The Isles Dernières Barrier Island Refuge (IDBIR) is a chain of barrier islands on Louisiana’s southeastern coast. Its name comes from the French phrase for “Last Island,” which refers to its historical state as a single large island on the edge of the Gulf. Today, the IDBIR includes four islands in Terrebonne Parish: Raccoon Island, Whiskey Island, Trinity/East Island, and Wine Island. The islands provide coastal communities and wetlands protection from storm surge and erosion and serve as critical habitat for wildlife species. The IDBIR has experienced a net loss of land over the last century. As a result of subsidence, hurricane damage, erosion, and loss of sediment input following the channelization of the Mississippi River, the IDBIR lost 82.2% of overall land area from 1887 to 2002. To combat this land loss, all islands in this chain have undergone restoration efforts such as beach nourishment. Though the goal is to increase overall land area, managers also aim to restore natural ecological processes; however, the timeline for the recovery of native species in restored areas is unknown.

Methodology for Addressing the Issue: The Coastal Protection and Restoration Authority implemented restoration projects on Whiskey Island in 2018 with the intent to create 954 acres of beach, dune, and marsh habitats. To assess the impact of restoration on piping plovers and other shorebird species of conservation concern, we conducted surveys before (2012-2017), during (2017-2018), and after the restoration period (2018-present). All suitable habitat on the island is surveyed bi-weekly from August to February and weekly from March to July. Binoculars and high-powered spotting scopes are used to identify piping plovers, red knots, nesting shore and seabirds, and all other avian species on Whiskey Island. During the surveys, we record species abundance and richness, habitat use, and behavior. Additionally, we search for birds uniquely marked with colored leg bands, which allows us to track movements and survival of individuals within the refuge and beyond. We also periodically conduct similar shorebird surveys on other islands within the IDBIR.

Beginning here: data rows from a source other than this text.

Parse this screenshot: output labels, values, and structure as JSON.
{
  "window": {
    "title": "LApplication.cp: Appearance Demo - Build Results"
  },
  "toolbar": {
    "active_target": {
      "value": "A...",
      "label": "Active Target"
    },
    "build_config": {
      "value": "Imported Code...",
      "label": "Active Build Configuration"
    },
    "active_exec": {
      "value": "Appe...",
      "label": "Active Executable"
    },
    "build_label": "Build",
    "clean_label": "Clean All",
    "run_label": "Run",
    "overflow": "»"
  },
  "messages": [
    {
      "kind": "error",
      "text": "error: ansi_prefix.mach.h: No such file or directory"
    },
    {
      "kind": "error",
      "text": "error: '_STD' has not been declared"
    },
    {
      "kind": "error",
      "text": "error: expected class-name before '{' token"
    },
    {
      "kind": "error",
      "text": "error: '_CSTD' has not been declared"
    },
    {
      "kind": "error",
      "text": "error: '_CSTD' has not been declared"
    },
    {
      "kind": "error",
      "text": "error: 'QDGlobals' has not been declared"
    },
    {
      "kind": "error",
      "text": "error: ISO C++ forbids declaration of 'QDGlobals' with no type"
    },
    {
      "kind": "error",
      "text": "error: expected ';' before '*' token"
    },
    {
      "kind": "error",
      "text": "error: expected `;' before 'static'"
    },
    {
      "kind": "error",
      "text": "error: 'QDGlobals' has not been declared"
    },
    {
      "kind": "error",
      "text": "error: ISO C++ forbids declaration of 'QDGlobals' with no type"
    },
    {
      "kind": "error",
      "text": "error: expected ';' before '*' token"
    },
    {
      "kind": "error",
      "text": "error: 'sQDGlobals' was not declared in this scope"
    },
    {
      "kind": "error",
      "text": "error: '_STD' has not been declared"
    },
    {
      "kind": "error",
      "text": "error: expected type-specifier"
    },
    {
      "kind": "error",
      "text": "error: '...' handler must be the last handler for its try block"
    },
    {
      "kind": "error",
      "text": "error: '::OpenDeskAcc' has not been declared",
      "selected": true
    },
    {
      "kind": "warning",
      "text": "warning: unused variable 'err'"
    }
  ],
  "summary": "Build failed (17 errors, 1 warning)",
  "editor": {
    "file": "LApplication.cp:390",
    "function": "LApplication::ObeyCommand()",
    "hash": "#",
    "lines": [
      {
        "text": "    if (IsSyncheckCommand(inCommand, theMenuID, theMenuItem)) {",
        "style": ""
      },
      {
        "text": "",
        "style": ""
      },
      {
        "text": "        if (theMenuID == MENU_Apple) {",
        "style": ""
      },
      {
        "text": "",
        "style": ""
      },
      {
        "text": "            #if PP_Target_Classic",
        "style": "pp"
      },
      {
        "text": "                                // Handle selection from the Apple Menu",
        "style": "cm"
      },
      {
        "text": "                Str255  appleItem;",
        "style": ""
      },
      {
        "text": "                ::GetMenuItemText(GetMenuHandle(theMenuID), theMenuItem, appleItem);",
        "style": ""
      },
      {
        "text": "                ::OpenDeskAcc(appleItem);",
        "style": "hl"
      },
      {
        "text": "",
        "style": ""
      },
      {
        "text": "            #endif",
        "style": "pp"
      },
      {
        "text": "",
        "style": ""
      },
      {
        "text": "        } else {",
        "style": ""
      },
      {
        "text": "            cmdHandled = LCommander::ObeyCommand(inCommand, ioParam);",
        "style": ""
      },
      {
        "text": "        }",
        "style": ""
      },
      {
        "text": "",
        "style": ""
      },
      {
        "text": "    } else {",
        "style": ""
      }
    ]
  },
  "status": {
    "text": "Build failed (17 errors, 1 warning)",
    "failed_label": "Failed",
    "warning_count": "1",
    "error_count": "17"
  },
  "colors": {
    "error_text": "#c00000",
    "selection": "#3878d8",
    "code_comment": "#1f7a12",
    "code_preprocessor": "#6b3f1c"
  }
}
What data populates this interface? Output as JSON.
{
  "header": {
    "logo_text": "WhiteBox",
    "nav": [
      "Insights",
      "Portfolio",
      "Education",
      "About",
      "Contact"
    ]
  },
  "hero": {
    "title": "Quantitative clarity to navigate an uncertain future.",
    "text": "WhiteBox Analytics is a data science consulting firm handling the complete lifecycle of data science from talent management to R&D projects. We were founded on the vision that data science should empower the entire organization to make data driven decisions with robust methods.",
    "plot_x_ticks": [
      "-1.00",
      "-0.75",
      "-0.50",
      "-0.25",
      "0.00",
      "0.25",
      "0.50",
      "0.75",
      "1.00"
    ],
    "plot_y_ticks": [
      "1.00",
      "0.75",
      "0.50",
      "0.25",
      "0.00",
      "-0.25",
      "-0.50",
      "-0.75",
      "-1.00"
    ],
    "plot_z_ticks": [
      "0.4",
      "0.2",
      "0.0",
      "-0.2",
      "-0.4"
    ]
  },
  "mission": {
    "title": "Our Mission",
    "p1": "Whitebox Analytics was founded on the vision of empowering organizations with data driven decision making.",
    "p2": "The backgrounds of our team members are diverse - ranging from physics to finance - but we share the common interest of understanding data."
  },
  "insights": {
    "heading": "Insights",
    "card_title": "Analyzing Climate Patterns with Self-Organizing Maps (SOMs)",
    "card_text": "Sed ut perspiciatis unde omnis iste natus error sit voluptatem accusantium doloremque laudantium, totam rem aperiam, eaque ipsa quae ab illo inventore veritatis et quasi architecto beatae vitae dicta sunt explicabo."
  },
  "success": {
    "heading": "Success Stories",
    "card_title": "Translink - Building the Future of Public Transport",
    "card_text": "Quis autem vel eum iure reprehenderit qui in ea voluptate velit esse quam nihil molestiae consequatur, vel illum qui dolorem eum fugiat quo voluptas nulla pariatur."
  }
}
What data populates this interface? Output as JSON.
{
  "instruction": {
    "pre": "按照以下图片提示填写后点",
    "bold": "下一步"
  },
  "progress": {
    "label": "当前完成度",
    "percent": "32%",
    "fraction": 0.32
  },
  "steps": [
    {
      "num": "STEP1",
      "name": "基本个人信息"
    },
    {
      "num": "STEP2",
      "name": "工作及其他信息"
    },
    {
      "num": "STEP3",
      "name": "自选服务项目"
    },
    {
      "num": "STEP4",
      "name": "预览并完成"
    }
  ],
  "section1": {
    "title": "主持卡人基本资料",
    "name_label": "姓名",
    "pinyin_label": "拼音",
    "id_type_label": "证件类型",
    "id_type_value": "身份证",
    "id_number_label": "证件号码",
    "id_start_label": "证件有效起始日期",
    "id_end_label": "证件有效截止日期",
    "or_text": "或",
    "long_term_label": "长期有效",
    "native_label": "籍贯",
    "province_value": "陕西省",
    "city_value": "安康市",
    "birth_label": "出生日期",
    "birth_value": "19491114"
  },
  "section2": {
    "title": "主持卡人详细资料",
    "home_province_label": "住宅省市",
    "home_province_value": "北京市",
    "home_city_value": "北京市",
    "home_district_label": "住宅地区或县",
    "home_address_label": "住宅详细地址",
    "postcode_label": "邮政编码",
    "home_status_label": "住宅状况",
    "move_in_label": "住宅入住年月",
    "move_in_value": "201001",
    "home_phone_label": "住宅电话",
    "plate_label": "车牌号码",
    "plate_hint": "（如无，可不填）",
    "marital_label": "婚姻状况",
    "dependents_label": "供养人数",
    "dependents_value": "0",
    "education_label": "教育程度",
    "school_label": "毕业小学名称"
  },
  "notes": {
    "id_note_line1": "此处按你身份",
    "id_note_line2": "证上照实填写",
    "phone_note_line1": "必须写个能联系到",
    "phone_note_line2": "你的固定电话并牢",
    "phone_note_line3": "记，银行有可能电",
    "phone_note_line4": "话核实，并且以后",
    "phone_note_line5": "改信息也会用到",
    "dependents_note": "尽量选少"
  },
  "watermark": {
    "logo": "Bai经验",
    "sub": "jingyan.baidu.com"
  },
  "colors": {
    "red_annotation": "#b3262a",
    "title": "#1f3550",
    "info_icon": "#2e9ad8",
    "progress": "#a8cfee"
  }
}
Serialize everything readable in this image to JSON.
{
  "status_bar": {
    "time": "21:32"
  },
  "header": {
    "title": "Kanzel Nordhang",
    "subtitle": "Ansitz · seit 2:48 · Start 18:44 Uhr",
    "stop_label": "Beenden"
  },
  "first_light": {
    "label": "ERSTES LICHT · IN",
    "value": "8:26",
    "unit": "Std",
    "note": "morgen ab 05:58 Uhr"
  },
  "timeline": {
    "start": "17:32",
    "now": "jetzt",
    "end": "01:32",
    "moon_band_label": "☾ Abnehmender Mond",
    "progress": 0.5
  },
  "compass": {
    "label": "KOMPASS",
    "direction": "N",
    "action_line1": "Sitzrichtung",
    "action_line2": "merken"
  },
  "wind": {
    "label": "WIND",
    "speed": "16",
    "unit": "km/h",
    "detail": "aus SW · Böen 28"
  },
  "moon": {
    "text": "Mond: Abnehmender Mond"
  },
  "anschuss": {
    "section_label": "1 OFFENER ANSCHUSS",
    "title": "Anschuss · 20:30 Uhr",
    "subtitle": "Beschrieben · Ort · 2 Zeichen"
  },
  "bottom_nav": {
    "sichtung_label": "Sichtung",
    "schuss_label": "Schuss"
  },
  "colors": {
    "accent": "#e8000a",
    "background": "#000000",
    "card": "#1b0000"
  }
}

Amanda Anderson on barrier island

WARC Avian Ecologist Amanda Anderson uses a scope to survey shorebirds.

 

In addition to surveying piping plovers, we are interested in measuring the effects of beach nourishment on their invertebrate prey. Studies have documented mass die-offs of benthic invertebrates following beach nourishment due to their burial under huge amounts of sand. The rate at which native invertebrate species recolonize restored areas can vary, and studies have documented that shorebird use of restored sites decreases with prey suppression. To better understand how invertebrate recolonization processes work in this unique delta ecosystem, we sampled invertebrates in 2013-2015 and 2019-present to compare the diversity and abundance of invertebrates in core samples taken from the intertidal zone before and after restoration. We also measure physical aspects of the sand, such as organic content and particle size, to use as covariates in statistical models.

Monitoring Effects of Barrier Island Restoration on Piping Plovers in Louisiana

The Isles Dernières Barrier Island Refuge (IDBIR) includes four islands in Terrebonne Parish.

 

 

 

Future Steps: We plan to investigate habitat function on Whiskey Island for birds across the annual cycle. Bird data collected from 2012 through 2020 will be analyzed to determine changes in habitat, occupancy, and function on Whiskey Island before and after restoration. Additionally, we will evaluate the immediate impacts of severe storms on breeding birds to determine if productivity was negatively impacted; if so, how that relates to site-dependent factors; and how it varies across individual storm events.